The Amerisave scam
The current top spot is taken by Amerisave Mortgage Corp. The Consumer Financial Protection Bureau has just issued an order where Amerisave will have to pay 19 million dollars due to perpetrating a deceptive scam of bait-and-switch.
The Atlanta-based online company which lends in all 50 states has been showing misleading interest rates to would-be borrowers. That was just the beginning, as once interested borrowers visited their site, Amerisave would lock the rates and then charge hefty up-front fees. The company also failed to honor the interest rates that were published while also overcharging borrowers illegally for services provided by affiliate third-party companies.
The scam worked like this: Amerisave would post misleading rates in third-party sites, and borrowers that were interested would be redirected to Amerisave’s website. Here, would-be borrowers would be presented with quotes based on a 800 FICO score even though they did enter a much lower score on the third party site. The scam resulted in borrowers falling for misleading quotes. Amerisave would then charge customers at closing for “appraisal validation” while hiding the fact that this service would be provided by an affiliated third party. The fee associated with this validation could also be marked by as much as 900 percent.
The Consumer Financial Protection Bureau has charged Amerisave with 19 million dollars as well as its owner, Patrick Markert with 1.5 million dollars, money he will have to pay personally.
The Ocwen Financial Corp scam

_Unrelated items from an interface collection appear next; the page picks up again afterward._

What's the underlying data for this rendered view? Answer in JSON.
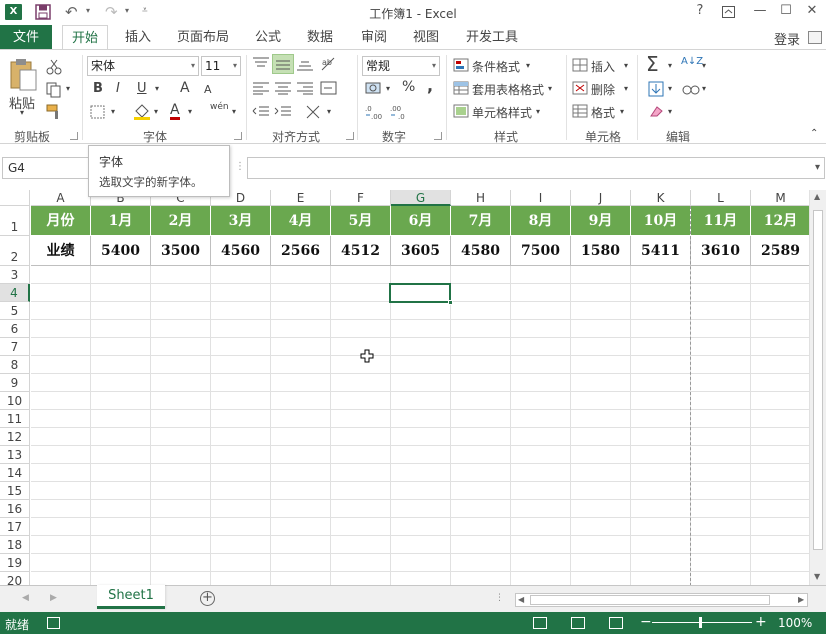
{
  "window": {
    "title": "工作簿1 - Excel",
    "help": "?",
    "restore_icon": "ribbon-display-icon",
    "minimize": "—",
    "maximize": "☐",
    "close": "✕"
  },
  "qat": {
    "undo": "↶",
    "redo": "↷",
    "dropdown": "▾",
    "customize": "⩡"
  },
  "tabs": {
    "file": "文件",
    "items": [
      "开始",
      "插入",
      "页面布局",
      "公式",
      "数据",
      "审阅",
      "视图",
      "开发工具"
    ],
    "active": "开始",
    "login": "登录"
  },
  "ribbon": {
    "clipboard": {
      "label": "剪贴板",
      "paste": "粘贴"
    },
    "font": {
      "label": "字体",
      "font_name": "宋体",
      "font_size": "11",
      "bold": "B",
      "italic": "I",
      "underline": "U",
      "grow": "A",
      "shrink": "A",
      "font_color": "A",
      "phonetic": "wén"
    },
    "alignment": {
      "label": "对齐方式"
    },
    "number": {
      "label": "数字",
      "format": "常规",
      "percent": "%",
      "comma": ",",
      "inc_dec": ".00 →.0",
      "dec_dec": ".00 ←.0"
    },
    "styles": {
      "label": "样式",
      "conditional": "条件格式",
      "table": "套用表格格式",
      "cell_styles": "单元格样式"
    },
    "cells": {
      "label": "单元格",
      "insert": "插入",
      "delete": "删除",
      "format": "格式"
    },
    "editing": {
      "label": "编辑",
      "sum": "Σ",
      "sort": "A↓Z"
    }
  },
  "tooltip": {
    "title": "字体",
    "desc": "选取文字的新字体。"
  },
  "formula_bar": {
    "name_box": "G4",
    "value": ""
  },
  "sheet": {
    "columns": [
      "A",
      "B",
      "C",
      "D",
      "E",
      "F",
      "G",
      "H",
      "I",
      "J",
      "K",
      "L",
      "M"
    ],
    "selected_col": "G",
    "rows": [
      "1",
      "2",
      "3",
      "4",
      "5",
      "6",
      "7",
      "8",
      "9",
      "10",
      "11",
      "12",
      "13",
      "14",
      "15",
      "16",
      "17",
      "18",
      "19",
      "20"
    ],
    "selected_row": "4",
    "row1": [
      "月份",
      "1月",
      "2月",
      "3月",
      "4月",
      "5月",
      "6月",
      "7月",
      "8月",
      "9月",
      "10月",
      "11月",
      "12月"
    ],
    "row2": [
      "业绩",
      "5400",
      "3500",
      "4560",
      "2566",
      "4512",
      "3605",
      "4580",
      "7500",
      "1580",
      "5411",
      "3610",
      "2589"
    ],
    "header_fill": "#6aa84f",
    "accent": "#217346"
  },
  "sheet_tabs": {
    "active": "Sheet1",
    "add": "+"
  },
  "status": {
    "ready": "就绪",
    "zoom": "100%",
    "zoom_minus": "−",
    "zoom_plus": "+"
  }
}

Another mortgage fraud was set up by the Ocwen Financial Corp. The CFPB have called on Ocwen for running a complex scheme in which they took as much as 65 million dollars in fees each year from homeowners for providing forced-placed insurance. This coverage was actually bought by affiliated companies at the expense of the distressed homeowner. While there have been no charges filed yet, the company was asked to explain what it was doing since the Federal Housing Finance Agency has clearly banned all mortgage services and banks from accepting any sort of commissions issued by affiliate parties on force placed policies.
Mortgage fraud is still alive

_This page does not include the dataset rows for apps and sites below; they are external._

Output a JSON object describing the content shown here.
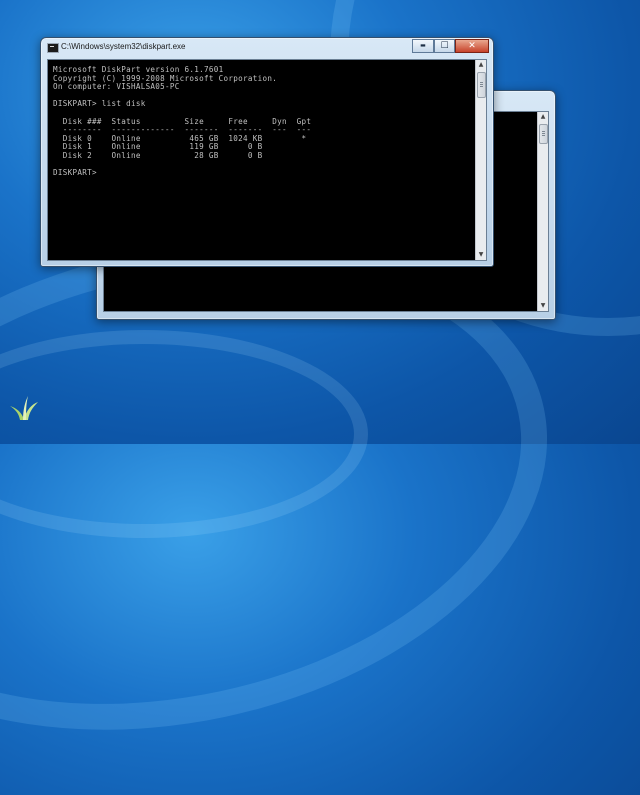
{
  "desktop": {
    "background_color": "#1a73c9"
  },
  "front_window": {
    "title": "C:\\Windows\\system32\\diskpart.exe",
    "icon": "console-icon",
    "controls": {
      "minimize": "▬",
      "maximize": "☐",
      "close": "✕"
    },
    "console_lines": [
      "Microsoft DiskPart version 6.1.7601",
      "Copyright (C) 1999-2008 Microsoft Corporation.",
      "On computer: VISHALSA05-PC",
      "",
      "DISKPART> list disk",
      "",
      "  Disk ###  Status         Size     Free     Dyn  Gpt",
      "  --------  -------------  -------  -------  ---  ---",
      "  Disk 0    Online          465 GB  1024 KB        *",
      "  Disk 1    Online          119 GB      0 B",
      "  Disk 2    Online           28 GB      0 B",
      "",
      "DISKPART> "
    ],
    "text_color": "#c0c0c0",
    "console_background": "#000000"
  },
  "back_window": {
    "icon": "console-icon",
    "console_background": "#000000"
  }
}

The two cases above go to show that mortgage fraud hasn’t disappeared, as it is alive and kicking. There are many bad guys trying to squeeze distressed homeowners for money, and at the same time, there are also borrowers who try to obtain better rates through occupancy fraud, distorted income statements and even falsification of stolen social security numbers. So keep your eyes peeled, regardless if you’re a borrower or a lender.